Contributions of the Iroquois, 9

karl h schwerin (schwerin@UNM.EDU)
Tue, 2 Jul 1996 10:29:11 -0600

At the end of the French & Indian War in 1763 British officials drastically
cut the gifting allowed by their Indian agents. The Iroquois were no
longer crucial as a buffer between French and English territories, and
they were no longer in a position of maintaining the balance of power.
Rumors began to spread that the British intended to enslave the
Indians. At the same time, settlers continued to move into their territory.
Chief Pontiac went to war against the squatters. Nervous colonists from
Paxton in western Pennsylvania attacked the Indian settlement at Conestoga
and massacred the inhabitants.

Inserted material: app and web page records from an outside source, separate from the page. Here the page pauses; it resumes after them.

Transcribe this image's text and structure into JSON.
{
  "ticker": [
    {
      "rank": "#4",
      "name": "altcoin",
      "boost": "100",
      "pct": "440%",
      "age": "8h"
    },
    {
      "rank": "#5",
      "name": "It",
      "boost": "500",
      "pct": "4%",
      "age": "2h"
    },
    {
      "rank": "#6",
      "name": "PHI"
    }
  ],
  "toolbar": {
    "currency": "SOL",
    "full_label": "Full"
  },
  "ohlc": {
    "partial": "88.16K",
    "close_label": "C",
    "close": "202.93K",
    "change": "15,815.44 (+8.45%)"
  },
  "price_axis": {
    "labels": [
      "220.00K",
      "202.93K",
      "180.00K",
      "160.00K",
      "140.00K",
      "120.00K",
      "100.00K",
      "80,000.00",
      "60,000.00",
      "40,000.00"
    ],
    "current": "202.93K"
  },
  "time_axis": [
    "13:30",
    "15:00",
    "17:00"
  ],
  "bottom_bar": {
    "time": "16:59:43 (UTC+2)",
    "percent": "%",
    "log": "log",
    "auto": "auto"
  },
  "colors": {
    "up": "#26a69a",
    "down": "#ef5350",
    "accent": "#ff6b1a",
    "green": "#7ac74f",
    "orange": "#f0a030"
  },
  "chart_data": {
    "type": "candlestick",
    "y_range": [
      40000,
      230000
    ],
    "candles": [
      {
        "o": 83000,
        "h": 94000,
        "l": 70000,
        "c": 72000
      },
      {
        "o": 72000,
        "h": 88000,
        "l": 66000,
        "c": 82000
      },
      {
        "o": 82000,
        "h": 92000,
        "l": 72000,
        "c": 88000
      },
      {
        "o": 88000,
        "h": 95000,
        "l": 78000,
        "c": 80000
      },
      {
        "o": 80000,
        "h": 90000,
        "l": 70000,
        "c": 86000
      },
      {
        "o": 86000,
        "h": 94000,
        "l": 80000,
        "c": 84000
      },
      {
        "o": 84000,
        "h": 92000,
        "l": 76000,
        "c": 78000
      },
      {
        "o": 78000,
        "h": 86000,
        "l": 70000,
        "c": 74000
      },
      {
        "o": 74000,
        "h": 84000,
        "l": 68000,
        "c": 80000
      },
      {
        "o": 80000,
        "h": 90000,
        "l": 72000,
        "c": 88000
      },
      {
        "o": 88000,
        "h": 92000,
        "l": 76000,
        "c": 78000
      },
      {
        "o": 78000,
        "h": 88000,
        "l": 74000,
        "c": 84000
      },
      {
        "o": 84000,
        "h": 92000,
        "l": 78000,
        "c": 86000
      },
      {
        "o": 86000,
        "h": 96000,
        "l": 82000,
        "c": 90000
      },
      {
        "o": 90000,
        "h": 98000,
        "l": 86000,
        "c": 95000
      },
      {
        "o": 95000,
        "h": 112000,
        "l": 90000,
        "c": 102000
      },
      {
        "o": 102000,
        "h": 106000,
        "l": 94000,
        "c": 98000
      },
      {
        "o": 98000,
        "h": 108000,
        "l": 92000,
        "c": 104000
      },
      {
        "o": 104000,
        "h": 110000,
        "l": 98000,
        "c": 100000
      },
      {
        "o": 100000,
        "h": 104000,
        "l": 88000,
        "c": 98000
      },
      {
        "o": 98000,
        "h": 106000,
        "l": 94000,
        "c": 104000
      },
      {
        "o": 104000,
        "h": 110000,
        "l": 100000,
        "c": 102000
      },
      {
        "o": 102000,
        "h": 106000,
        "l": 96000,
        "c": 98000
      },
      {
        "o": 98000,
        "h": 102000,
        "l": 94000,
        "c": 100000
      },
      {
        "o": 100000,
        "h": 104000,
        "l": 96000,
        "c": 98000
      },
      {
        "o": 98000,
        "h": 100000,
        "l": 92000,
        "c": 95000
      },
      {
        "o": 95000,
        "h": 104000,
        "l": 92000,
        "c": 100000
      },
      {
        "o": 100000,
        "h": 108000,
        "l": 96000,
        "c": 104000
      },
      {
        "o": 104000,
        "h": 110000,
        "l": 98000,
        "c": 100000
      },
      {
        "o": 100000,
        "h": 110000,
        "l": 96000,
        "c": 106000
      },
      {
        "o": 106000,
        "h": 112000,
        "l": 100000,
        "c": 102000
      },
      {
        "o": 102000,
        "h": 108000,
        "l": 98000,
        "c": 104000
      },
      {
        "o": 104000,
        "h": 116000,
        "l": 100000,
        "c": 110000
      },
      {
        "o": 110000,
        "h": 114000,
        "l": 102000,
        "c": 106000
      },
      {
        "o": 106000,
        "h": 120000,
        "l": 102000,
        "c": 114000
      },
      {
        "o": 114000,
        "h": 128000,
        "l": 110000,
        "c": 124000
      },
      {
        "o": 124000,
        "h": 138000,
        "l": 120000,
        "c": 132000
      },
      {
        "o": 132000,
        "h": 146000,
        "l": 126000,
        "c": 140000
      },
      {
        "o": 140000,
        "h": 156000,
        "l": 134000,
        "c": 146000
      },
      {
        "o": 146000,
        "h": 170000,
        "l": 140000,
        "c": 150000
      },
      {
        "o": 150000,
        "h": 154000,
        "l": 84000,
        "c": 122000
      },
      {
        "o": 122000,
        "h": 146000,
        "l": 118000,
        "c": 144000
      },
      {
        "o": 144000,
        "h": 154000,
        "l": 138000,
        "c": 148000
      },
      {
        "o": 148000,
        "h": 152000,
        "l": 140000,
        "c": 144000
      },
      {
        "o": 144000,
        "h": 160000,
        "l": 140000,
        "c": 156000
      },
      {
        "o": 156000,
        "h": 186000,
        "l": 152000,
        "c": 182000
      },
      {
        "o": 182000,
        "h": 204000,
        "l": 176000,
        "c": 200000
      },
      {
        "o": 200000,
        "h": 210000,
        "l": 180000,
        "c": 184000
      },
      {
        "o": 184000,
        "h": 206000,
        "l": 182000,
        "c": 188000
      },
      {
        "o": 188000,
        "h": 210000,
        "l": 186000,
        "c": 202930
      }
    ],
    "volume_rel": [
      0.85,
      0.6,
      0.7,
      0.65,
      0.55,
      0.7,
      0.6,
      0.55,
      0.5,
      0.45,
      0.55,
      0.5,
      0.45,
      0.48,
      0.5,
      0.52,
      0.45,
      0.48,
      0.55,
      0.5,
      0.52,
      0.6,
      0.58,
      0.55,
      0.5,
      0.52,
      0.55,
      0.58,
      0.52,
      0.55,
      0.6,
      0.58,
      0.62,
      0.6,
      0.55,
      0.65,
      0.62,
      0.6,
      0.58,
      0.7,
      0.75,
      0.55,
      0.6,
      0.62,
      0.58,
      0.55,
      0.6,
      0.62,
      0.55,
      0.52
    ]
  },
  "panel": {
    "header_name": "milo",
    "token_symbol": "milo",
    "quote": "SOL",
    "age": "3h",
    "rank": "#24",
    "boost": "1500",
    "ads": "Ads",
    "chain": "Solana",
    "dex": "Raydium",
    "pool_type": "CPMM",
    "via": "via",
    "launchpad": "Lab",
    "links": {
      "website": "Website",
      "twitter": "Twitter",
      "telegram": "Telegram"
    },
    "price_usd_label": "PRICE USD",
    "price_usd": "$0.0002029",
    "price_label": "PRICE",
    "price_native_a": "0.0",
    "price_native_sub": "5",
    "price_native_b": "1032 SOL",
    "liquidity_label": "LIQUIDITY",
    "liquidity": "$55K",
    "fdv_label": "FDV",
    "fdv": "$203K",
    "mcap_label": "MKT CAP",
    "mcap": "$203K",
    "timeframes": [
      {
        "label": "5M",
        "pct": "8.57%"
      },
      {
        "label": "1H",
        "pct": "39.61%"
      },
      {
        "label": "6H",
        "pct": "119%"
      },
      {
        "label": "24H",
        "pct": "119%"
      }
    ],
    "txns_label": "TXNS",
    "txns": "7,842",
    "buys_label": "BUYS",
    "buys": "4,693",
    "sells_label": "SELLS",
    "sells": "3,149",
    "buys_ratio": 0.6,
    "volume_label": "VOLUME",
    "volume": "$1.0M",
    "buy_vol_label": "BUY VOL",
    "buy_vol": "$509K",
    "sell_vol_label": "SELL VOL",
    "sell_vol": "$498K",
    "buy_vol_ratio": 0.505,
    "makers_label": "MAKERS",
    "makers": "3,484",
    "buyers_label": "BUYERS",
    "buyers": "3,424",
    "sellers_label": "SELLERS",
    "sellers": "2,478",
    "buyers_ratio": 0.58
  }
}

Franklin was outraged, characterizing the
Paxton men as "Christian White Savages." He helped organize an impromptu
militia of Quakers and traveled westward to put down the frontier
insurgents. "As Franklin later explained in a letter to Lord Kames, the
Scottish philosopher:
"I wrote a pamphlet entitled A Narrative &c (which I think I sent
you) to strengthen the hands of our weak Government, by rendering
the proceedings of the rioters unpopular and odious. This had a
good effect, and afterwards when a great Body of them with Arms
march'd towards the Capital in defiance of the Government, with
an avowed resolution to put to death 140 Indian converts under
its protection, I form'd an Association at the Governor's
request....Near 1,000 of the Citizens accordingly took arms;
Governor Penn made my house for some time his Head Quarterws, and
did everying by my Advice."
Although he saved the lives of the 140 Indians, Franklin made many enemies
among the frontier whites (Johansen 1982:81-82).

Karl Schwerin SnailMail: Dept. of Anthropology
Univ. of New Mexico Albuquerque, NM 87131

There are people who will help you get your basket
on your head because they want to see what is in it.
-- African proverb